How to Read Islamic Calligraphy (The Metropolitan Museum of Art - How to Read) (Paperback)

By Maryam D. Ekhtiar

Metropolitan Museum of Art, 9781588396303, 156pp.

Publication Date: October 16, 2018

List Price: 25.00*
* Individual store prices may vary.

Description

An accessible introduction to the quintessential art form of the Islamic world

How to Read Islamic Calligraphy explores the preeminence of the written word as a means of creative expression throughout the Islamic world. Aimed at a general audience, the book introduces all five major Islamic calligraphic script types, demonstrates their distinctive visual characteristics, and explains the various contexts in which each one came to be used, whether for transcribing the Qur’an, composing poetry, or issuing written edicts from the sultan’s court. Numerous examples illustrate how the transmission of these styles and techniques from master to pupil was fundamental to the flourishing of Islamic calligraphy, and handwriting models from as early as the 10th century continue to inspire students of calligraphy today. 
 
Superbly illustrated, the works discussed include manuscripts, glass, metalware, and ceramic tiles. This accessible and engaging book traces the progression of calligraphic styles over  centuries and across geographical regions, affirming the spectacular range of creative possibilities afforded by this unique art form.

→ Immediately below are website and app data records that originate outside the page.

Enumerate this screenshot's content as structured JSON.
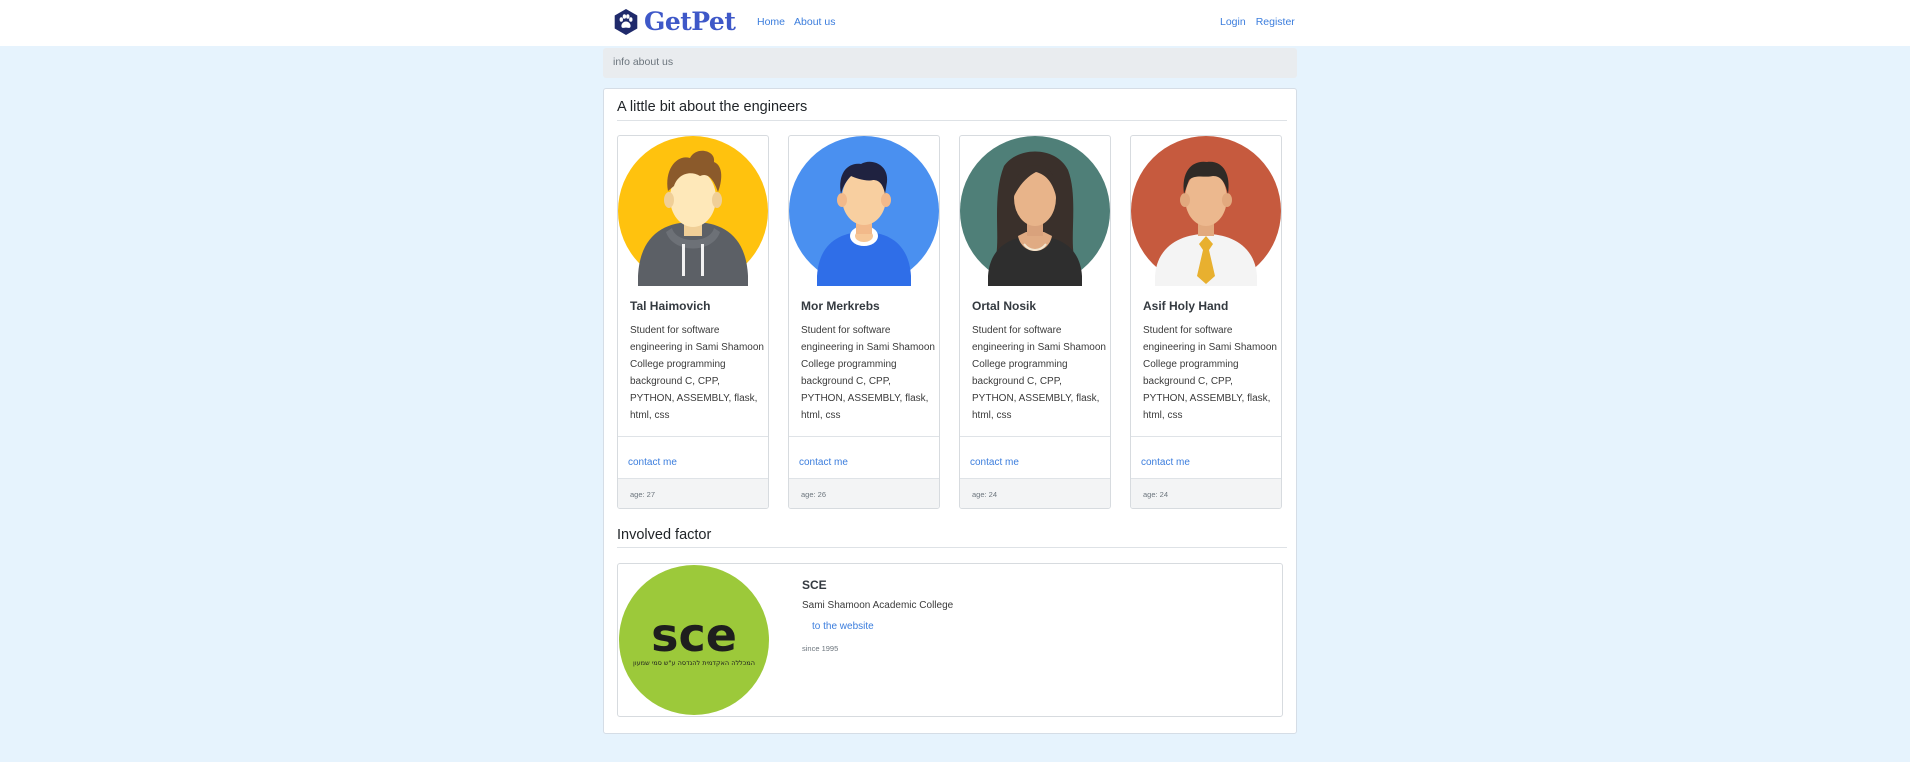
{
  "nav": {
    "brand": "GetPet",
    "links": [
      "Home",
      "About us"
    ],
    "auth": [
      "Login",
      "Register"
    ]
  },
  "info_bar": "info about us",
  "engineers_section": {
    "title": "A little bit about the engineers",
    "people": [
      {
        "name": "Tal Haimovich",
        "description": "Student for software engineering in Sami Shamoon College programming background C, CPP, PYTHON, ASSEMBLY, flask, html, css",
        "contact": "contact me",
        "age": "age: 27",
        "avatar_bg": "#ffc20e"
      },
      {
        "name": "Mor Merkrebs",
        "description": "Student for software engineering in Sami Shamoon College programming background C, CPP, PYTHON, ASSEMBLY, flask, html, css",
        "contact": "contact me",
        "age": "age: 26",
        "avatar_bg": "#4a90f0"
      },
      {
        "name": "Ortal Nosik",
        "description": "Student for software engineering in Sami Shamoon College programming background C, CPP, PYTHON, ASSEMBLY, flask, html, css",
        "contact": "contact me",
        "age": "age: 24",
        "avatar_bg": "#4f7f78"
      },
      {
        "name": "Asif Holy Hand",
        "description": "Student for software engineering in Sami Shamoon College programming background C, CPP, PYTHON, ASSEMBLY, flask, html, css",
        "contact": "contact me",
        "age": "age: 24",
        "avatar_bg": "#c65a3e"
      }
    ]
  },
  "factor_section": {
    "title": "Involved factor",
    "org": {
      "name": "SCE",
      "description": "Sami Shamoon Academic College",
      "link": "to the website",
      "since": "since 1995",
      "logo_text": "sce",
      "logo_subtext": "המכללה האקדמית להנדסה ע\"ש סמי שמעון",
      "logo_bg": "#9cc93a"
    }
  },
  "colors": {
    "page_bg": "#e6f3fd",
    "link": "#3b7ddd",
    "brand": "#3e58c8"
  }
}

About the Author

Maryam Ekhtiar is associate curator in the Department of Islamic Art at The Metropolitan Museum of Art. 


Praise For How to Read Islamic Calligraphy (The Metropolitan Museum of Art - How to Read)

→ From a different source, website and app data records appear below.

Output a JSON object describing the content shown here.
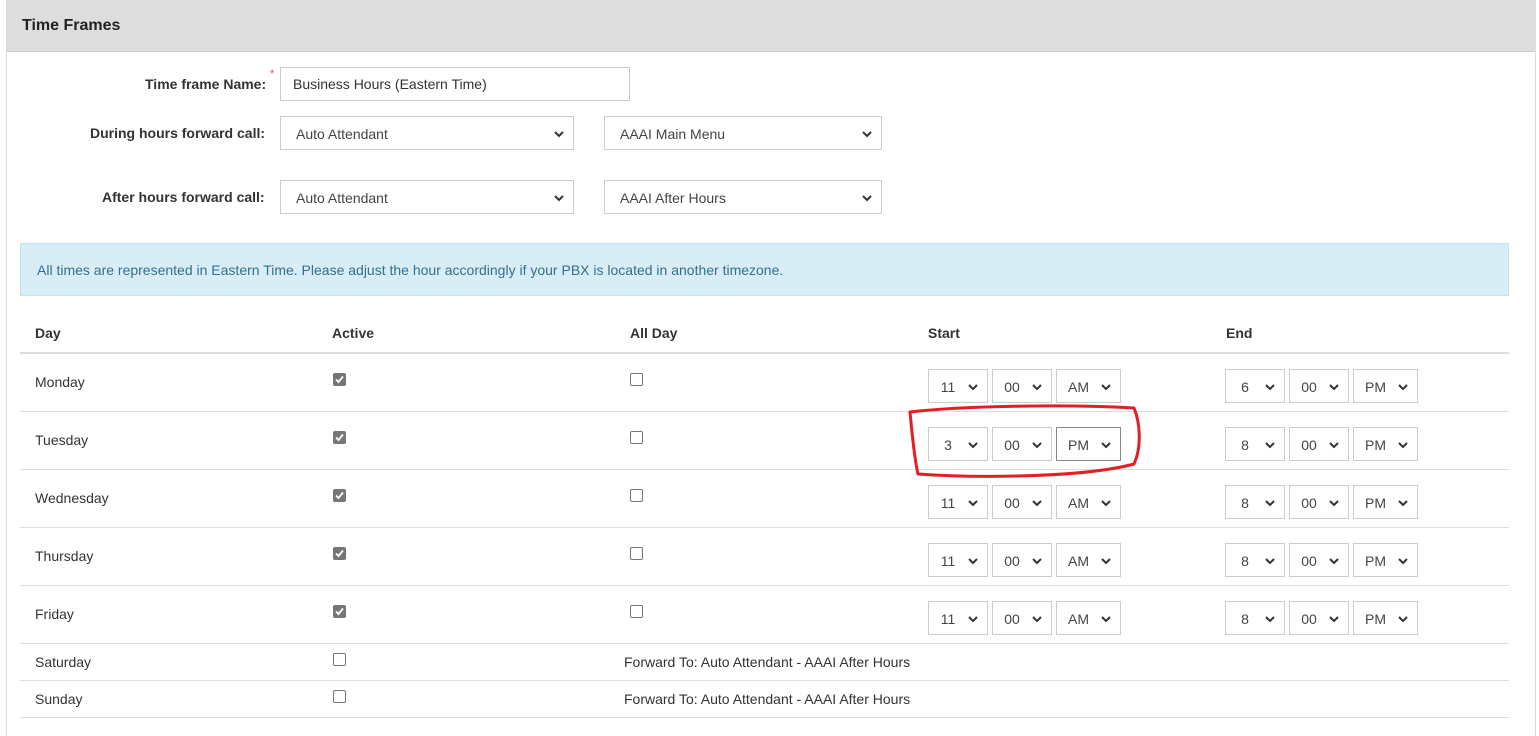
{
  "panel": {
    "title": "Time Frames"
  },
  "form": {
    "name_label": "Time frame Name:",
    "required_mark": "*",
    "name_value": "Business Hours (Eastern Time)",
    "during_label": "During hours forward call:",
    "during_type": "Auto Attendant",
    "during_target": "AAAI Main Menu",
    "after_label": "After hours forward call:",
    "after_type": "Auto Attendant",
    "after_target": "AAAI After Hours"
  },
  "alert": {
    "text": "All times are represented in Eastern Time. Please adjust the hour accordingly if your PBX is located in another timezone."
  },
  "table": {
    "headers": {
      "day": "Day",
      "active": "Active",
      "all_day": "All Day",
      "start": "Start",
      "end": "End"
    },
    "rows": [
      {
        "day": "Monday",
        "active": true,
        "all_day": false,
        "start": {
          "hour": "11",
          "min": "00",
          "ampm": "AM"
        },
        "end": {
          "hour": "6",
          "min": "00",
          "ampm": "PM"
        }
      },
      {
        "day": "Tuesday",
        "active": true,
        "all_day": false,
        "start": {
          "hour": "3",
          "min": "00",
          "ampm": "PM"
        },
        "end": {
          "hour": "8",
          "min": "00",
          "ampm": "PM"
        }
      },
      {
        "day": "Wednesday",
        "active": true,
        "all_day": false,
        "start": {
          "hour": "11",
          "min": "00",
          "ampm": "AM"
        },
        "end": {
          "hour": "8",
          "min": "00",
          "ampm": "PM"
        }
      },
      {
        "day": "Thursday",
        "active": true,
        "all_day": false,
        "start": {
          "hour": "11",
          "min": "00",
          "ampm": "AM"
        },
        "end": {
          "hour": "8",
          "min": "00",
          "ampm": "PM"
        }
      },
      {
        "day": "Friday",
        "active": true,
        "all_day": false,
        "start": {
          "hour": "11",
          "min": "00",
          "ampm": "AM"
        },
        "end": {
          "hour": "8",
          "min": "00",
          "ampm": "PM"
        }
      },
      {
        "day": "Saturday",
        "active": false,
        "forward_text": "Forward To: Auto Attendant - AAAI After Hours"
      },
      {
        "day": "Sunday",
        "active": false,
        "forward_text": "Forward To: Auto Attendant - AAAI After Hours"
      }
    ]
  },
  "colors": {
    "heading_bg": "#dddddd",
    "alert_bg": "#d9edf7",
    "alert_text": "#31708f",
    "required": "#d9534f",
    "annotation": "#e31e24"
  },
  "icons": {
    "select_arrow": "chevron-down-icon",
    "checkmark": "check-icon"
  }
}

 “An accessible introduction to the quintessential art form of the Islamic world, the book explores the preeminence of the written word as a means of creative expression throughout the Islamic world.” — Asian Art Newspaper

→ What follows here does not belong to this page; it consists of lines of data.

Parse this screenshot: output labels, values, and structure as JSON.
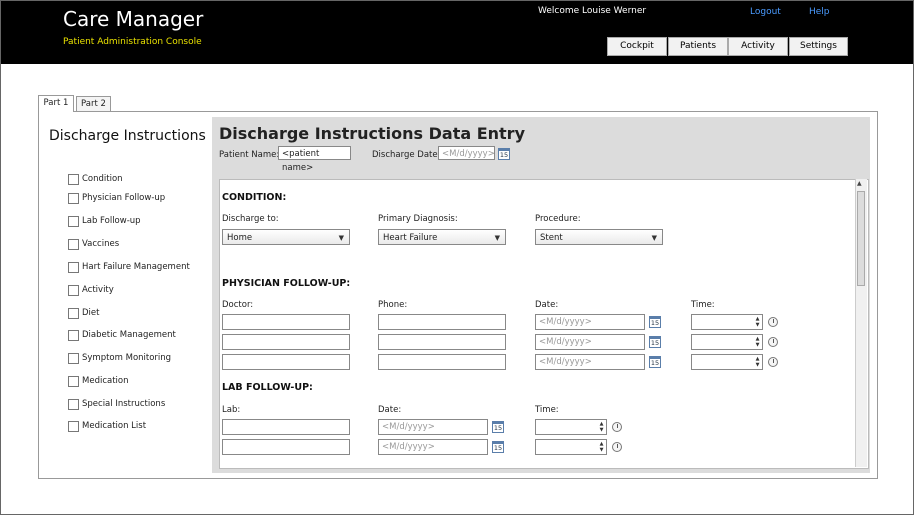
{
  "app": {
    "title": "Care Manager",
    "subtitle": "Patient Administration Console",
    "welcome": "Welcome Louise Werner",
    "links": {
      "logout": "Logout",
      "help": "Help"
    },
    "nav": [
      "Cockpit",
      "Patients",
      "Activity",
      "Settings"
    ]
  },
  "tabs": [
    "Part 1",
    "Part 2"
  ],
  "sidebar": {
    "title": "Discharge Instructions",
    "items": [
      "Condition",
      "Physician Follow-up",
      "Lab Follow-up",
      "Vaccines",
      "Hart Failure Management",
      "Activity",
      "Diet",
      "Diabetic Management",
      "Symptom Monitoring",
      "Medication",
      "Special Instructions",
      "Medication List"
    ]
  },
  "form": {
    "title": "Discharge Instructions Data Entry",
    "patient_name_label": "Patient Name:",
    "patient_name_value": "<patient name>",
    "discharge_date_label": "Discharge Date:",
    "date_placeholder": "<M/d/yyyy>",
    "calendar_glyph": "15",
    "condition": {
      "heading": "CONDITION:",
      "discharge_to_label": "Discharge to:",
      "discharge_to_value": "Home",
      "primary_dx_label": "Primary Diagnosis:",
      "primary_dx_value": "Heart Failure",
      "procedure_label": "Procedure:",
      "procedure_value": "Stent"
    },
    "physician": {
      "heading": "PHYSICIAN FOLLOW-UP:",
      "doctor_label": "Doctor:",
      "phone_label": "Phone:",
      "date_label": "Date:",
      "time_label": "Time:"
    },
    "lab": {
      "heading": "LAB FOLLOW-UP:",
      "lab_label": "Lab:",
      "date_label": "Date:",
      "time_label": "Time:"
    }
  },
  "colors": {
    "header_bg": "#000000",
    "subtitle": "#e8e000",
    "link": "#4a9bff",
    "content_bg": "#dcdcdc"
  }
}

“Superbly illustrated. . . . This accessible and engaging book traces the progression of calligraphic styles over centuries and across geographical regions, affirming the spectacular range of creative possibilities afforded by this unique art form.”—Patrick DSilva, Reading Religion